Reversal of akinesia in experimental parkinsonism
by GABA antagonist microinjections in the pedunculopontine nucleus.
Nandi D, Aziz T, Giladi N, Winter J, Stein J. Brain 2002; 125: 2418-2430.
University laboratory of physiology, Oxford University.
Funding: Medical Research Council (UK) and Norman Collisson Foundation.
One must question the very reason for this experiment. A fundamental difference between Parkinson's disease in humans and 'monkey models' of the disease, is that, while humans get progressively worse, monkeys gradually recover from the condition.
Two adult male rhesus monkeys were trained to fixate their vision on a small point for several seconds. Once they had learned the task, they were anaesthetised and had a metal coil implanted near the eye, which was wired up to record eye movements. They were also fitted with a head restraint and recording chamber over a part of the brain that had been exposed to allow recording of brain cell activity.
During the experiment, the monkeys were positioned in a primate chair with their heads forcibly restrained. They were required to fixate their vision on different patterns. In addition, the monkeys had to press and release a lever within a very short period of time in exchange for water reward. Giving the monkeys small amounts of water as a 'reward' would suggest that they were deprived of water before the experiment. Brain cell activity was then recorded. The authors concluded that different brain cells respond to different patterns seen by the monkeys. No mention was made of what was done with the monkeys after the termination of the experiment.
Pattern motion is present in V1 of awake
but not anaesthetised monkeys.
European Journal of Neuroscience, 2004, Vol. 19: 1055-1066.
Guo K, Benson P, Blakemore C.
University laboratory of physiology, University of Oxford.
Funding: Medical Research Council (UK), Oxford MRC centre in brain and behaviour, the Oxford McDonnell-Pew centre for cognitive neuroscience, the US Air Force Office of scientific research, European office of aerospace research and development.
Scientists and non-scientists alike agree that research funds are a scarce resource. It is therefore a travesty that this sort of activity should be funded at a time when so many human patients are not receiving the medical attention that they need.
Although the specific purpose of this research is not mentioned in the paper, it is both noteworthy and disturbing to see that military bodies participated in its funding.
The advancement of knowledge for its own sake does not justify inflicting pain and suffering on sentient creatures. Nor does the law provide any meaningful protection for these laboratory animals. Animal experimentation is not about science or helping human beings through meaningful, rational research.

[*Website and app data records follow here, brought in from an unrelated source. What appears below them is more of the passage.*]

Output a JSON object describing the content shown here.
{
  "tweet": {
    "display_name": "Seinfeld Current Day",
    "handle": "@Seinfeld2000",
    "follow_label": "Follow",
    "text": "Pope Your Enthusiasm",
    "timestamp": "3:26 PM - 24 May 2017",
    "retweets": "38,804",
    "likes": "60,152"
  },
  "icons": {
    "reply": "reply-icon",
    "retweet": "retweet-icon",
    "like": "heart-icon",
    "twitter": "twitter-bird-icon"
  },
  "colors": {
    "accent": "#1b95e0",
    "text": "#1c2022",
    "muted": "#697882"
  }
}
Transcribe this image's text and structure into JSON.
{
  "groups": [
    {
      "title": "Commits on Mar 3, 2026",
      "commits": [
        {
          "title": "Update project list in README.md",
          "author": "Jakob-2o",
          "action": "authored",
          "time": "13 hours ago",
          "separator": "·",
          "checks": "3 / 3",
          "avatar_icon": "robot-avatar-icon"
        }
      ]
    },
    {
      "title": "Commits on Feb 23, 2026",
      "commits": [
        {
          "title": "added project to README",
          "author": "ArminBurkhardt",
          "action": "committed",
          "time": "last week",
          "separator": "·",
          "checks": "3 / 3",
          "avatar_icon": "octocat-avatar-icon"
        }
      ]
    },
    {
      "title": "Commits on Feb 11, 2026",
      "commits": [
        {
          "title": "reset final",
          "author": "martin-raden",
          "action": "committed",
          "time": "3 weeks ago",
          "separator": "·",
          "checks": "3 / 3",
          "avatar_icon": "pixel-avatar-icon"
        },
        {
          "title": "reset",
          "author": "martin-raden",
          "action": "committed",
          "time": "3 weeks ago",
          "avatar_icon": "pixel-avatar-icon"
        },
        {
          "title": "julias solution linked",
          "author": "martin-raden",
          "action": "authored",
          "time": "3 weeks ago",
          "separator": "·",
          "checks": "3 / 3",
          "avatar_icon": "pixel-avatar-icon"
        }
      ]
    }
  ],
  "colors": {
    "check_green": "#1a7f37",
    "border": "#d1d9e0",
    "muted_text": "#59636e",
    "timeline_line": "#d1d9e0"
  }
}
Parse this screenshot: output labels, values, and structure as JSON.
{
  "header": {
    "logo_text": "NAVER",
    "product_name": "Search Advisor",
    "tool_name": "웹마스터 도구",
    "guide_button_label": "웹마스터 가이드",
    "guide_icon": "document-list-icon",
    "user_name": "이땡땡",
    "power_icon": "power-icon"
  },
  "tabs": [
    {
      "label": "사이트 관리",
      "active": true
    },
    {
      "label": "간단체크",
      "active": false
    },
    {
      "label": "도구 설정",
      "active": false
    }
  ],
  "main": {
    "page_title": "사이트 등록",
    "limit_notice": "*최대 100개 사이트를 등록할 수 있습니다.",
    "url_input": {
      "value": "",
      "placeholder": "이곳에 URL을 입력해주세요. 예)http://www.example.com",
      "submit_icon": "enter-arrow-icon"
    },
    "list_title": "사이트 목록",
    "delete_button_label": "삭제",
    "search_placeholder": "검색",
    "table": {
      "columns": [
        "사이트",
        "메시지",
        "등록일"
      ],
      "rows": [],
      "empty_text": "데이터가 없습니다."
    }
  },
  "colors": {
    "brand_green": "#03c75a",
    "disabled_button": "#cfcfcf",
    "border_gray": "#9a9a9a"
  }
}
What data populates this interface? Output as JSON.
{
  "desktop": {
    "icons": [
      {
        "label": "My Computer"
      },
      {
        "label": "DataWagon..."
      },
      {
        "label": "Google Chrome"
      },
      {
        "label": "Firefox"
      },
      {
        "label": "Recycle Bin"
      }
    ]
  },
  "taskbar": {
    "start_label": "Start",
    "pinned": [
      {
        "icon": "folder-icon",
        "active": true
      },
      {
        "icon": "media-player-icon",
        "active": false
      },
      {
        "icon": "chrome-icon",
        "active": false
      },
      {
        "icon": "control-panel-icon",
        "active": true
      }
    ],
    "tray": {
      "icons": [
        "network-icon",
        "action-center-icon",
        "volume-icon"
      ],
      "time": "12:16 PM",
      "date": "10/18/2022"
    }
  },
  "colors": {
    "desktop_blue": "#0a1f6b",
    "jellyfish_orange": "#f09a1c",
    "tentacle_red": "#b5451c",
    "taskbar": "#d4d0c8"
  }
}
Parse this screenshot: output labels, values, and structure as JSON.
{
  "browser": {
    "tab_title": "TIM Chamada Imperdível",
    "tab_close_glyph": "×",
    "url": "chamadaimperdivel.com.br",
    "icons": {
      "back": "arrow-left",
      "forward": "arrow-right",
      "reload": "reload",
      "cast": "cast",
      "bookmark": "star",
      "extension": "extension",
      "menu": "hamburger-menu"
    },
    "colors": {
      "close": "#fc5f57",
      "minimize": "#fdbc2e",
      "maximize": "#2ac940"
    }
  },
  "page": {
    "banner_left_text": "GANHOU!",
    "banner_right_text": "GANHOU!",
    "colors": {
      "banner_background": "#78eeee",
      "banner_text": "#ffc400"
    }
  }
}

It is about the search for grants, academic prestige and career development.
At a time when the scientific validity of animal experimentation is increasingly questioned from within the research community itself, it is time for thinking scientists to publicly challenge the relevance of such experiments.
This concludes Oxford University and Animal Experimentation: A Catalogue of Shame. To find out how you can help see the latest action alerts.